In July 2017, Yavneh Klos told Interim Provost Maria Calzada she would be leaving the position and taking a sabbatical.


What Comes Next?

With only a few months of being interim provost under her belt, Calzada immediately moved to find an interim replacement to direct the honors program.

“Dr. Yavneh was a much beloved director,” Calzada said. “Her departure would be significantly felt.”

Calzada said she approached Berendzen about the job and he accepted the challenge.

Berendzen said he always regarded the position as temporary but took the job because he felt he could help the university.

“I was starting my 15th year at Loyola, and it was a good time to do something different for a change,” Berendzen said.

As this transition of power happened, the student leadership within the University Honors Association began to crumble, and there were long stages of inactivity, University Honors Association president Ariel Hall said.

“The president of UHA left halfway through the year without telling us and so we were left without a president,” Hall said.

Hall, who had been in the program since her freshman year, was disappointed that other students weren’t having the same positive experience she’d originally had.

“It got to be really stagnant. There weren’t as many events,” Hall said. “We started to be really inactive and people really began to forget honors.”

Despite initial communication problems with their new director, Hall said Berendzen eventually flourished as interim director by clarifying program requirements, tightening up the thesis requirements and stabilizing communication channels.

Berendzen declined to discuss any challenges or successes he faced while serving as director.

“Dr. Berendzen did so much for our program,” Hall said. “I would say in 2019, that is when he really flourished as interim director.”

Calzada, too, championed Berendzen’s tenure during a difficult time.

Still, Hall said there was a looming knowledge that Berendzen was an interim director, and students were eager for stability.

In the summer of 2019, Berendzen alerted Calzada that he would not be seeking the permanent position, and the search for a new director began in the fall.

Looking Forward

As the program searched for a permanent leader to replace Berendzen, Peterson said he saw an opportunity to surround himself with exciting and imaginative students while also helping build and better the program.

Calzada said a university search committee comprised of the vice provost, a dean and an honors student, reviewed all applications and recommended finalists for further interviews.

Hall said honors students were immediately impressed by Peterson’s seeming balance as a strong academic leader and his approachable quality.

“(Peterson is) kind of the best of both Dr. Berendzen and Dr. Yavneh, which is something we were really looking for,” Hall said.

The committee then provided Calzada with their feedback in order for her to make the final decision.

“It was a difficult choice as we had very good candidates,” she said. “Dr. Peterson had a particular vision for the program that I found very exciting.”

That vision is a four-step plan:

1. Recruit and retain high caliber students that positively impact the whole university

2. Make the program reflect the diversity of Loyola

3. Emphasize all Jesuit values

4. Improve the cultural engagement and service aspects of the program

Peterson said he was well aware of the frustrations students have had with leadership continuity and the lack of course offerings.

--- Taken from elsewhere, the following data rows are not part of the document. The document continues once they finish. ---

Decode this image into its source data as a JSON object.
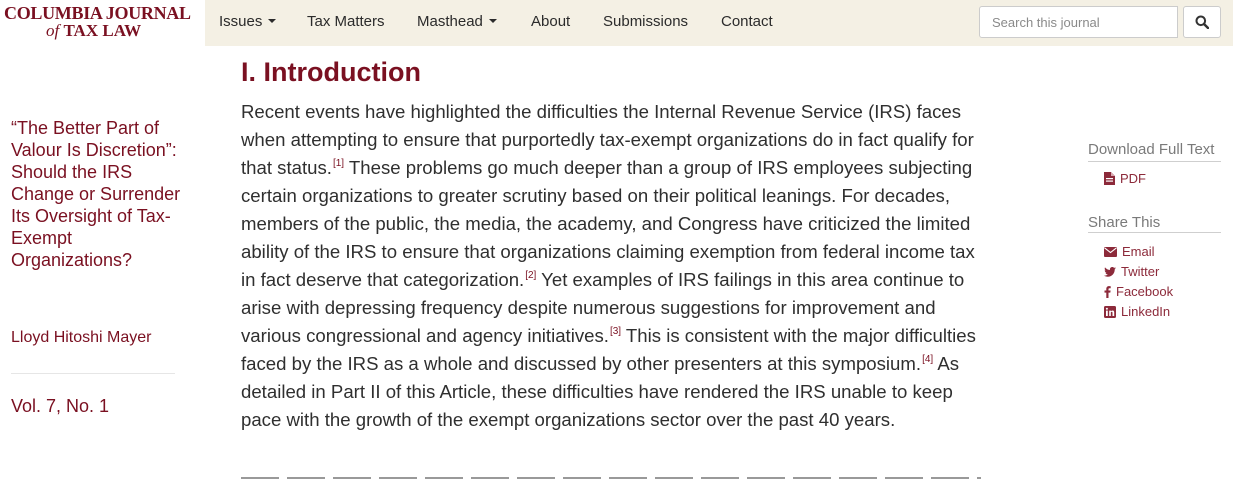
{
  "brand": {
    "line1": "COLUMBIA JOURNAL",
    "line2_italic": "of",
    "line2_bold": "TAX LAW"
  },
  "nav": {
    "issues": "Issues",
    "tax_matters": "Tax Matters",
    "masthead": "Masthead",
    "about": "About",
    "submissions": "Submissions",
    "contact": "Contact"
  },
  "search": {
    "placeholder": "Search this journal",
    "value": ""
  },
  "sidebar": {
    "title": "“The Better Part of Valour Is Discretion”: Should the IRS Change or Surrender Its Oversight of Tax-Exempt Organizations?",
    "author": "Lloyd Hitoshi Mayer",
    "volume": "Vol. 7, No. 1"
  },
  "article": {
    "heading": "I. Introduction",
    "seg1": "Recent events have highlighted the difficulties the Internal Revenue Service (IRS) faces when attempting to ensure that purportedly tax-exempt organizations do in fact qualify for that status.",
    "fn1": "[1]",
    "seg2": " These problems go much deeper than a group of IRS employees subjecting certain organizations to greater scrutiny based on their political leanings. For decades, members of the public, the media, the academy, and Congress have criticized the limited ability of the IRS to ensure that organizations claiming exemption from federal income tax in fact deserve that categorization.",
    "fn2": "[2]",
    "seg3": " Yet examples of IRS failings in this area continue to arise with depressing frequency despite numerous suggestions for improvement and various congressional and agency initiatives.",
    "fn3": "[3]",
    "seg4": " This is consistent with the major difficulties faced by the IRS as a whole and discussed by other presenters at this symposium.",
    "fn4": "[4]",
    "seg5": " As detailed in Part II of this Article, these difficulties have rendered the IRS unable to keep pace with the growth of the exempt organizations sector over the past 40 years."
  },
  "right": {
    "download_heading": "Download Full Text",
    "pdf": "PDF",
    "share_heading": "Share This",
    "email": "Email",
    "twitter": "Twitter",
    "facebook": "Facebook",
    "linkedin": "LinkedIn"
  },
  "colors": {
    "brand": "#7a1021",
    "nav_bg": "#f4f0e4",
    "link": "#8c2a3a"
  }
}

He said he is eager to start addressing those issues with student input.

“I’m going to do my best to increase the course offerings, and I’m going to be working closely with chairs and deans to try and ensure that we can offer a really rich set of seminars,” Peterson said.

Addressing leadership continuity, he said he hopes to be in the position for a long time.

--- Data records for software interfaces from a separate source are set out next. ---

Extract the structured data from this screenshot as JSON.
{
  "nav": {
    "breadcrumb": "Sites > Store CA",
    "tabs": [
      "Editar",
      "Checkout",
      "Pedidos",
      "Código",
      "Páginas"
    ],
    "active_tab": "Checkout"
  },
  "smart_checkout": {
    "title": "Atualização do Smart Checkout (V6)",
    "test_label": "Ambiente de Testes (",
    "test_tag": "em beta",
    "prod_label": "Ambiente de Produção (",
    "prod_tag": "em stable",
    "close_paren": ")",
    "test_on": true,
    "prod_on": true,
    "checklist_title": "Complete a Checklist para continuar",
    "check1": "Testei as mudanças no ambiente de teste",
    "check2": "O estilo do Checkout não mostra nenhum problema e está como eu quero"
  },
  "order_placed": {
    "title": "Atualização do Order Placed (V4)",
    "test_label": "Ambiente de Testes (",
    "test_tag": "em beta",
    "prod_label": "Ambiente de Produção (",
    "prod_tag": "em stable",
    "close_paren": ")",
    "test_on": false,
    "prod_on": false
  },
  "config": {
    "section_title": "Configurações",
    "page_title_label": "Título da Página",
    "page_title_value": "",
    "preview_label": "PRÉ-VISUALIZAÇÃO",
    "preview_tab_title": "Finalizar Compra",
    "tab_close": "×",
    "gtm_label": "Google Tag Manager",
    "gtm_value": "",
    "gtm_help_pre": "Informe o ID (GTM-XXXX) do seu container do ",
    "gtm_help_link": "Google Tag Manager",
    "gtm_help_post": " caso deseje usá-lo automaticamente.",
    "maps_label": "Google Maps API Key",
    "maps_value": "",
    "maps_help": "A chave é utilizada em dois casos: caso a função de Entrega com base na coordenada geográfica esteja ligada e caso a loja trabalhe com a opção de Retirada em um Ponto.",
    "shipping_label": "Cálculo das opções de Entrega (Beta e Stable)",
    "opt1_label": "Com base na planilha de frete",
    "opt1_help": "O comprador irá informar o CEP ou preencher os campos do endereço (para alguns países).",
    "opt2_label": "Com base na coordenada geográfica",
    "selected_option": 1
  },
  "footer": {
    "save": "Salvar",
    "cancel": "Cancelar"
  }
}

“I am optimistic that things are going to become a bit more stable now with most of the new administration in place,” he said. “I think we’re probably entering a time of a bit more stability, I hope.

In her final semester as an honors student, Hall said her experience has been a tumultuous one, filled with hardships and successes, but she believes those successes are now here to stay.

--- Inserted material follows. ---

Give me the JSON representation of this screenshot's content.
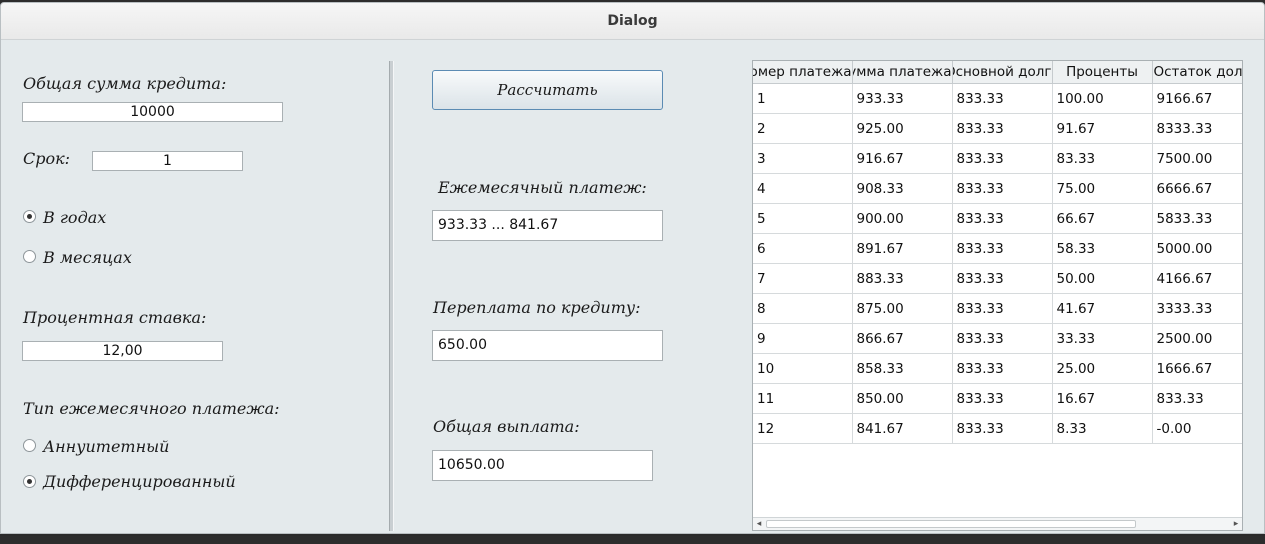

“Oftentimes, it felt as though the rest of Loyola forgot about us,” she said. “This was definitely a challenging time, but I think [honors] will come out very strong in the end.”